DATA RECORDS section start
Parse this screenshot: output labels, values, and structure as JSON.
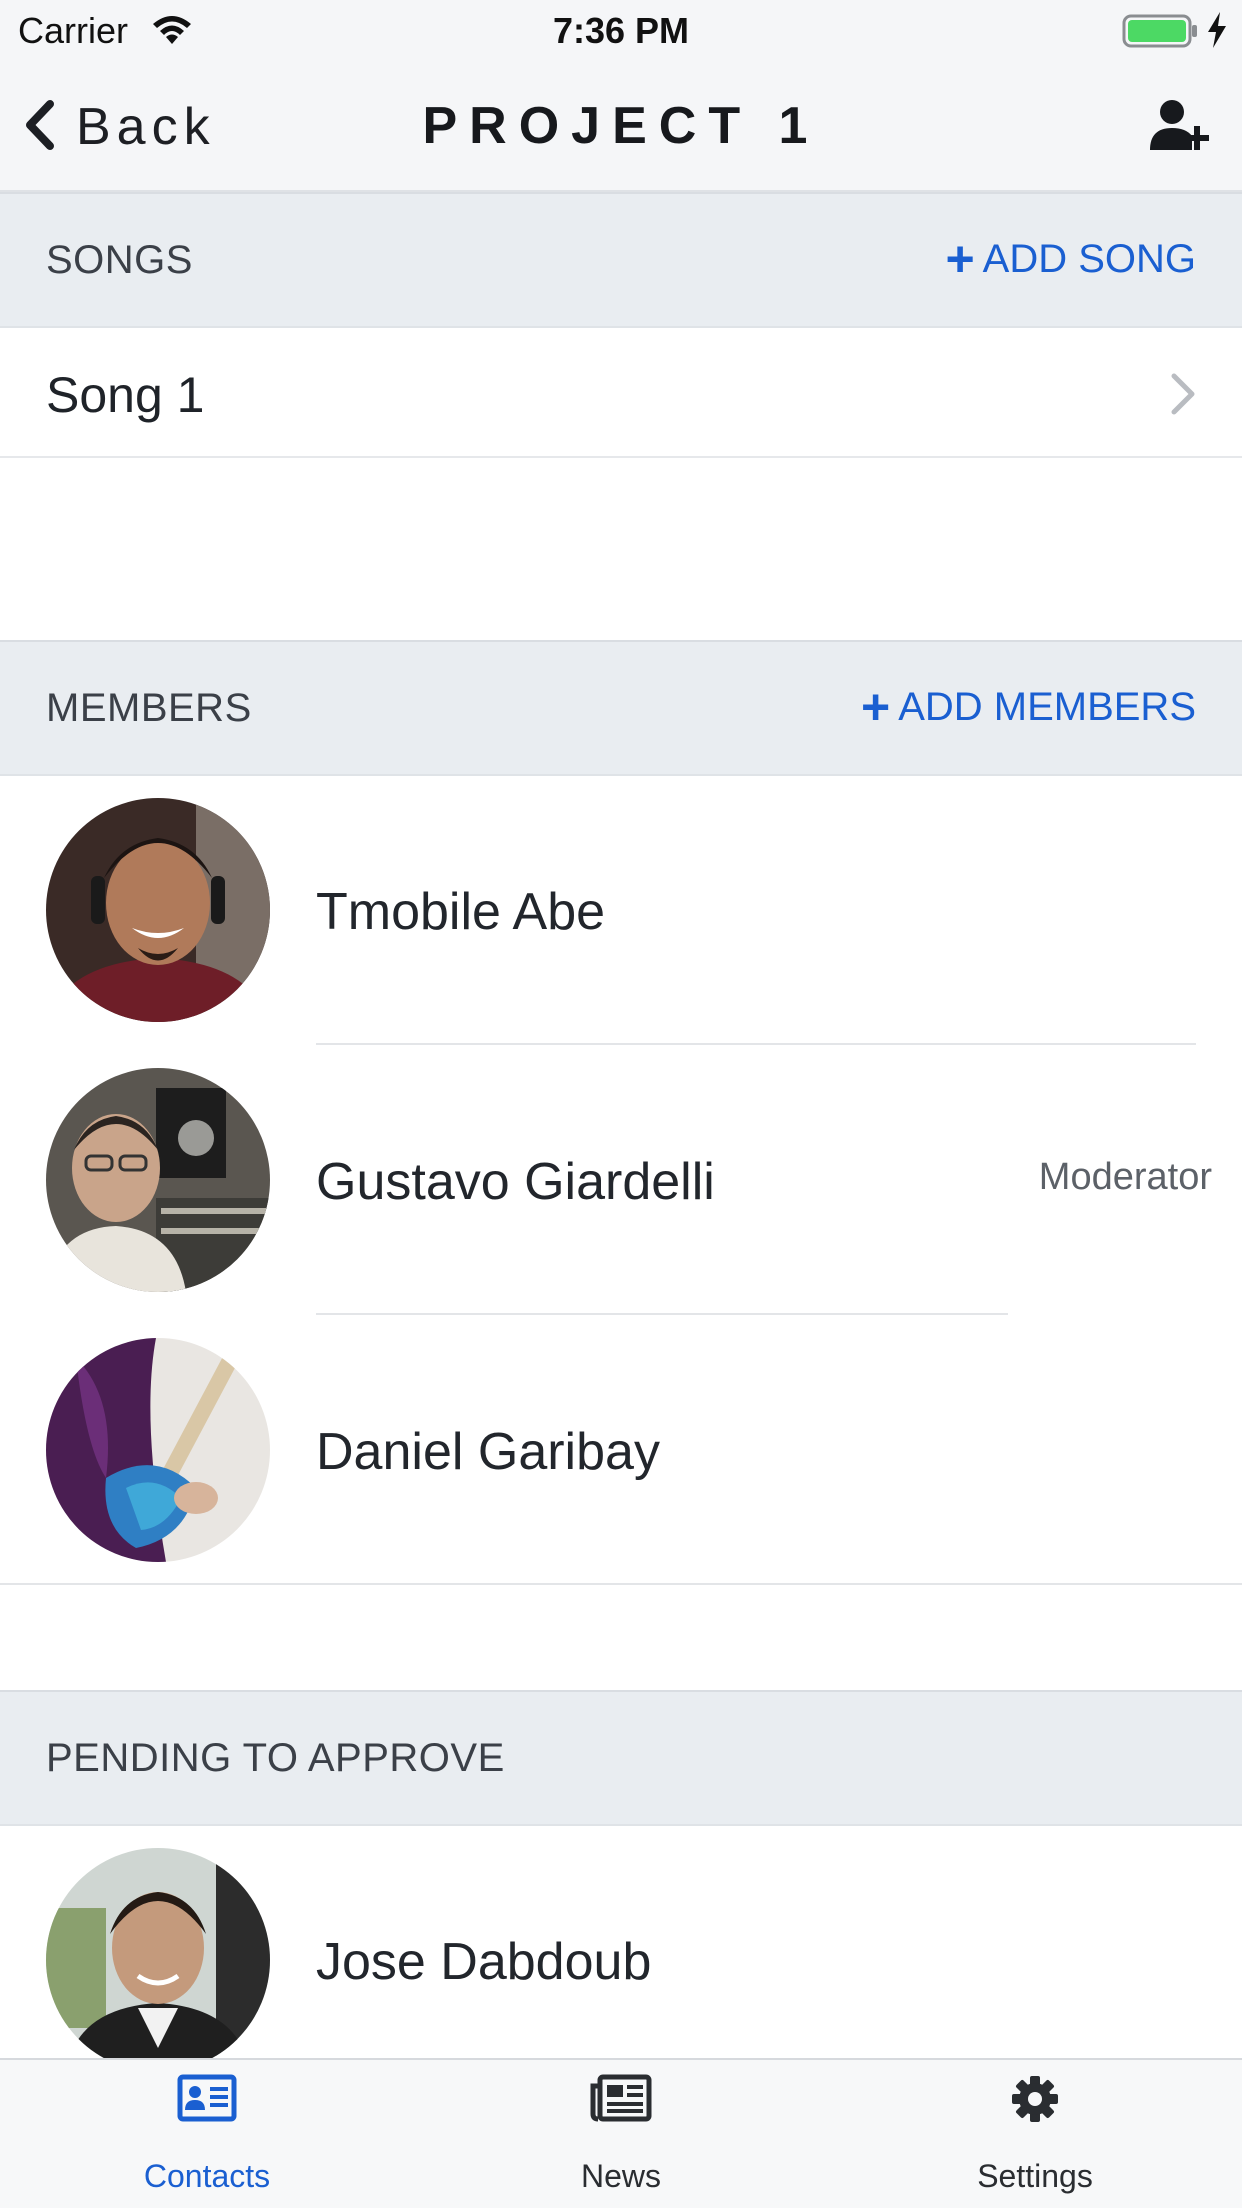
{
  "status_bar": {
    "carrier": "Carrier",
    "time": "7:36 PM"
  },
  "nav": {
    "back_label": "Back",
    "title": "PROJECT 1"
  },
  "songs": {
    "section_title": "SONGS",
    "add_label": "ADD SONG",
    "items": [
      {
        "title": "Song 1"
      }
    ]
  },
  "members": {
    "section_title": "MEMBERS",
    "add_label": "ADD MEMBERS",
    "items": [
      {
        "name": "Tmobile Abe",
        "role": ""
      },
      {
        "name": "Gustavo Giardelli",
        "role": "Moderator"
      },
      {
        "name": "Daniel Garibay",
        "role": ""
      }
    ]
  },
  "pending": {
    "section_title": "PENDING TO APPROVE",
    "items": [
      {
        "name": "Jose Dabdoub"
      }
    ]
  },
  "tabs": [
    {
      "label": "Contacts",
      "icon": "contact-card-icon",
      "active": true
    },
    {
      "label": "News",
      "icon": "newspaper-icon",
      "active": false
    },
    {
      "label": "Settings",
      "icon": "gear-icon",
      "active": false
    }
  ],
  "colors": {
    "accent": "#1a5fd1",
    "section_bg": "#e9edf1",
    "bar_bg": "#f5f6f8",
    "battery": "#4cd964"
  }
}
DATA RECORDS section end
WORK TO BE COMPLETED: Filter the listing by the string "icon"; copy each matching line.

SOLUTION TO THIS PROBLEM:
      "icon": "contact-card-icon",
      "icon": "newspaper-icon",
      "icon": "gear-icon",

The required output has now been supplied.